PROVIDED MATERIAL section start
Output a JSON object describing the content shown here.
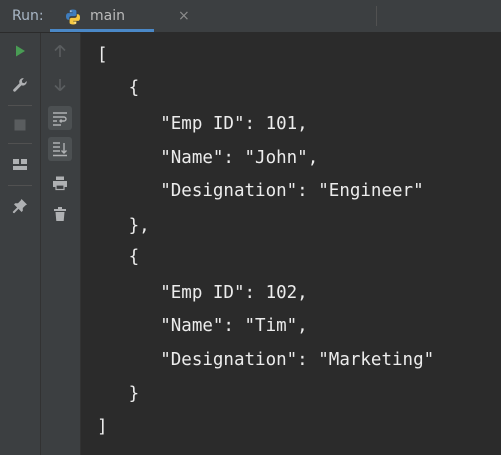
{
  "run_panel": {
    "label": "Run:",
    "tab": {
      "name": "main",
      "icon": "python-icon",
      "close_glyph": "×"
    }
  },
  "toolbar_left": [
    {
      "name": "rerun-icon",
      "color": "#499c54"
    },
    {
      "name": "wrench-icon",
      "color": "#afb1b3"
    },
    {
      "name": "stop-icon",
      "color": "#5a5d5f"
    },
    {
      "name": "layout-icon",
      "color": "#afb1b3"
    },
    {
      "name": "pin-icon",
      "color": "#afb1b3"
    }
  ],
  "toolbar_right": [
    {
      "name": "up-arrow-icon",
      "color": "#5a5d5f"
    },
    {
      "name": "down-arrow-icon",
      "color": "#5a5d5f"
    },
    {
      "name": "soft-wrap-icon",
      "color": "#afb1b3"
    },
    {
      "name": "scroll-to-end-icon",
      "color": "#afb1b3"
    },
    {
      "name": "print-icon",
      "color": "#afb1b3"
    },
    {
      "name": "trash-icon",
      "color": "#afb1b3"
    }
  ],
  "console": {
    "lines": [
      "[",
      "   {",
      "      \"Emp ID\": 101,",
      "      \"Name\": \"John\",",
      "      \"Designation\": \"Engineer\"",
      "   },",
      "   {",
      "      \"Emp ID\": 102,",
      "      \"Name\": \"Tim\",",
      "      \"Designation\": \"Marketing\"",
      "   }",
      "]"
    ]
  }
}
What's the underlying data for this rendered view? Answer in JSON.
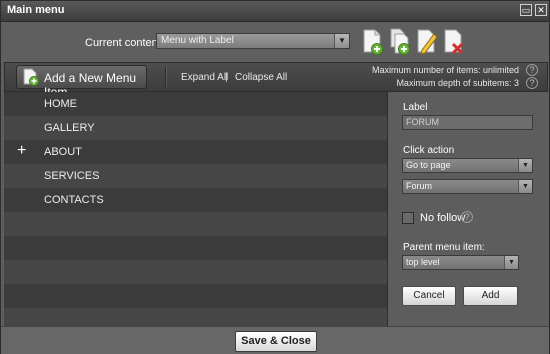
{
  "window": {
    "title": "Main menu",
    "restore_icon": "restore-icon",
    "close_icon": "close-icon"
  },
  "content_selector": {
    "label": "Current content:",
    "selected": "Menu with Label",
    "toolbar_icons": [
      "add-document-icon",
      "copy-document-icon",
      "edit-document-icon",
      "delete-document-icon"
    ]
  },
  "toolbar": {
    "add_item_label": "Add a New Menu Item",
    "expand_all": "Expand All",
    "separator": "|",
    "collapse_all": "Collapse All",
    "max_items": "Maximum number of items: unlimited",
    "max_depth": "Maximum depth of subitems: 3"
  },
  "menu_items": [
    {
      "label": "HOME",
      "expandable": false
    },
    {
      "label": "GALLERY",
      "expandable": false
    },
    {
      "label": "ABOUT",
      "expandable": true
    },
    {
      "label": "SERVICES",
      "expandable": false
    },
    {
      "label": "CONTACTS",
      "expandable": false
    }
  ],
  "expand_symbol": "+",
  "editor": {
    "label_title": "Label",
    "label_value": "FORUM",
    "click_action_title": "Click action",
    "click_action_value": "Go to page",
    "page_value": "Forum",
    "no_follow_label": "No follow",
    "no_follow_checked": false,
    "parent_title": "Parent menu item:",
    "parent_value": "top level",
    "cancel_label": "Cancel",
    "add_label": "Add"
  },
  "footer": {
    "save_close_label": "Save & Close"
  },
  "colors": {
    "panel": "#5e5e5e",
    "list_dark": "#3b3b3b",
    "list_light": "#464646",
    "accent_green": "#6ab03c",
    "accent_red": "#d0302a"
  }
}
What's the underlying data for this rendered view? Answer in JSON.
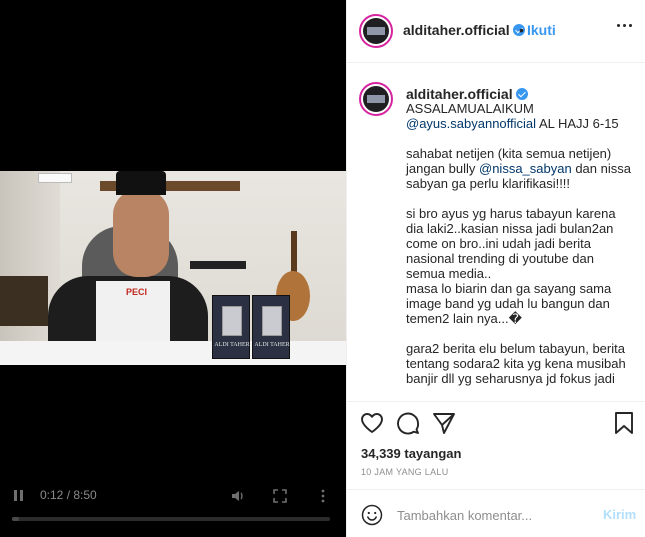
{
  "video": {
    "time_label": "0:12 / 8:50",
    "progress": 0.023,
    "shirt_print": "PECI",
    "box_label": "ALDI TAHER"
  },
  "header": {
    "username": "alditaher.official",
    "separator": "•",
    "follow_label": "Ikuti"
  },
  "caption": {
    "username": "alditaher.official",
    "line1": "ASSALAMUALAIKUM",
    "mention1": "@ayus.sabyannofficial",
    "line2": " AL HAJJ 6-15",
    "para1_a": "sahabat netijen (kita semua netijen) jangan bully ",
    "mention2": "@nissa_sabyan",
    "para1_b": " dan nissa sabyan ga perlu klarifikasi!!!!",
    "para2": "si bro ayus yg harus tabayun karena dia laki2..kasian nissa jadi bulan2an\ncome on bro..ini udah jadi berita nasional trending di youtube dan semua media..\nmasa lo biarin dan ga sayang sama image band yg udah lu bangun dan temen2 lain nya...�",
    "para3": "gara2 berita elu belum tabayun, berita tentang sodara2 kita yg kena musibah banjir dll yg seharusnya jd fokus jadi"
  },
  "stats": {
    "views": "34,339 tayangan",
    "time_ago": "10 JAM YANG LALU"
  },
  "comment": {
    "placeholder": "Tambahkan komentar...",
    "send_label": "Kirim"
  },
  "colors": {
    "accent": "#3897f0",
    "send_disabled": "#b2dffc",
    "mention": "#00376b",
    "ring": "#d6249f"
  },
  "icons": {
    "like": "heart-icon",
    "comment": "comment-icon",
    "share": "share-icon",
    "save": "bookmark-icon",
    "emoji": "emoji-icon"
  }
}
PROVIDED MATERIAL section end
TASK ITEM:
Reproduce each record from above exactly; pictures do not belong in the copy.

OUTPUT OF THE EXERCISE:
Output a JSON object describing the content shown here.
{
  "run_panel": {
    "label": "Run:",
    "tab": {
      "name": "main",
      "icon": "python-icon",
      "close_glyph": "×"
    }
  },
  "toolbar_left": [
    {
      "name": "rerun-icon",
      "color": "#499c54"
    },
    {
      "name": "wrench-icon",
      "color": "#afb1b3"
    },
    {
      "name": "stop-icon",
      "color": "#5a5d5f"
    },
    {
      "name": "layout-icon",
      "color": "#afb1b3"
    },
    {
      "name": "pin-icon",
      "color": "#afb1b3"
    }
  ],
  "toolbar_right": [
    {
      "name": "up-arrow-icon",
      "color": "#5a5d5f"
    },
    {
      "name": "down-arrow-icon",
      "color": "#5a5d5f"
    },
    {
      "name": "soft-wrap-icon",
      "color": "#afb1b3"
    },
    {
      "name": "scroll-to-end-icon",
      "color": "#afb1b3"
    },
    {
      "name": "print-icon",
      "color": "#afb1b3"
    },
    {
      "name": "trash-icon",
      "color": "#afb1b3"
    }
  ],
  "console": {
    "lines": [
      "[",
      "   {",
      "      \"Emp ID\": 101,",
      "      \"Name\": \"John\",",
      "      \"Designation\": \"Engineer\"",
      "   },",
      "   {",
      "      \"Emp ID\": 102,",
      "      \"Name\": \"Tim\",",
      "      \"Designation\": \"Marketing\"",
      "   }",
      "]"
    ]
  }
}
What's the underlying data for this rendered view? Answer in JSON.
{
  "window": {
    "title": "Main menu",
    "restore_icon": "restore-icon",
    "close_icon": "close-icon"
  },
  "content_selector": {
    "label": "Current content:",
    "selected": "Menu with Label",
    "toolbar_icons": [
      "add-document-icon",
      "copy-document-icon",
      "edit-document-icon",
      "delete-document-icon"
    ]
  },
  "toolbar": {
    "add_item_label": "Add a New Menu Item",
    "expand_all": "Expand All",
    "separator": "|",
    "collapse_all": "Collapse All",
    "max_items": "Maximum number of items: unlimited",
    "max_depth": "Maximum depth of subitems: 3"
  },
  "menu_items": [
    {
      "label": "HOME",
      "expandable": false
    },
    {
      "label": "GALLERY",
      "expandable": false
    },
    {
      "label": "ABOUT",
      "expandable": true
    },
    {
      "label": "SERVICES",
      "expandable": false
    },
    {
      "label": "CONTACTS",
      "expandable": false
    }
  ],
  "expand_symbol": "+",
  "editor": {
    "label_title": "Label",
    "label_value": "FORUM",
    "click_action_title": "Click action",
    "click_action_value": "Go to page",
    "page_value": "Forum",
    "no_follow_label": "No follow",
    "no_follow_checked": false,
    "parent_title": "Parent menu item:",
    "parent_value": "top level",
    "cancel_label": "Cancel",
    "add_label": "Add"
  },
  "footer": {
    "save_close_label": "Save & Close"
  },
  "colors": {
    "panel": "#5e5e5e",
    "list_dark": "#3b3b3b",
    "list_light": "#464646",
    "accent_green": "#6ab03c",
    "accent_red": "#d0302a"
  }
}
What's the underlying data for this rendered view? Answer in JSON.
{
  "video": {
    "time_label": "0:12 / 8:50",
    "progress": 0.023,
    "shirt_print": "PECI",
    "box_label": "ALDI TAHER"
  },
  "header": {
    "username": "alditaher.official",
    "separator": "•",
    "follow_label": "Ikuti"
  },
  "caption": {
    "username": "alditaher.official",
    "line1": "ASSALAMUALAIKUM",
    "mention1": "@ayus.sabyannofficial",
    "line2": " AL HAJJ 6-15",
    "para1_a": "sahabat netijen (kita semua netijen) jangan bully ",
    "mention2": "@nissa_sabyan",
    "para1_b": " dan nissa sabyan ga perlu klarifikasi!!!!",
    "para2": "si bro ayus yg harus tabayun karena dia laki2..kasian nissa jadi bulan2an\ncome on bro..ini udah jadi berita nasional trending di youtube dan semua media..\nmasa lo biarin dan ga sayang sama image band yg udah lu bangun dan temen2 lain nya...�",
    "para3": "gara2 berita elu belum tabayun, berita tentang sodara2 kita yg kena musibah banjir dll yg seharusnya jd fokus jadi"
  },
  "stats": {
    "views": "34,339 tayangan",
    "time_ago": "10 JAM YANG LALU"
  },
  "comment": {
    "placeholder": "Tambahkan komentar...",
    "send_label": "Kirim"
  },
  "colors": {
    "accent": "#3897f0",
    "send_disabled": "#b2dffc",
    "mention": "#00376b",
    "ring": "#d6249f"
  },
  "icons": {
    "like": "heart-icon",
    "comment": "comment-icon",
    "share": "share-icon",
    "save": "bookmark-icon",
    "emoji": "emoji-icon"
  }
}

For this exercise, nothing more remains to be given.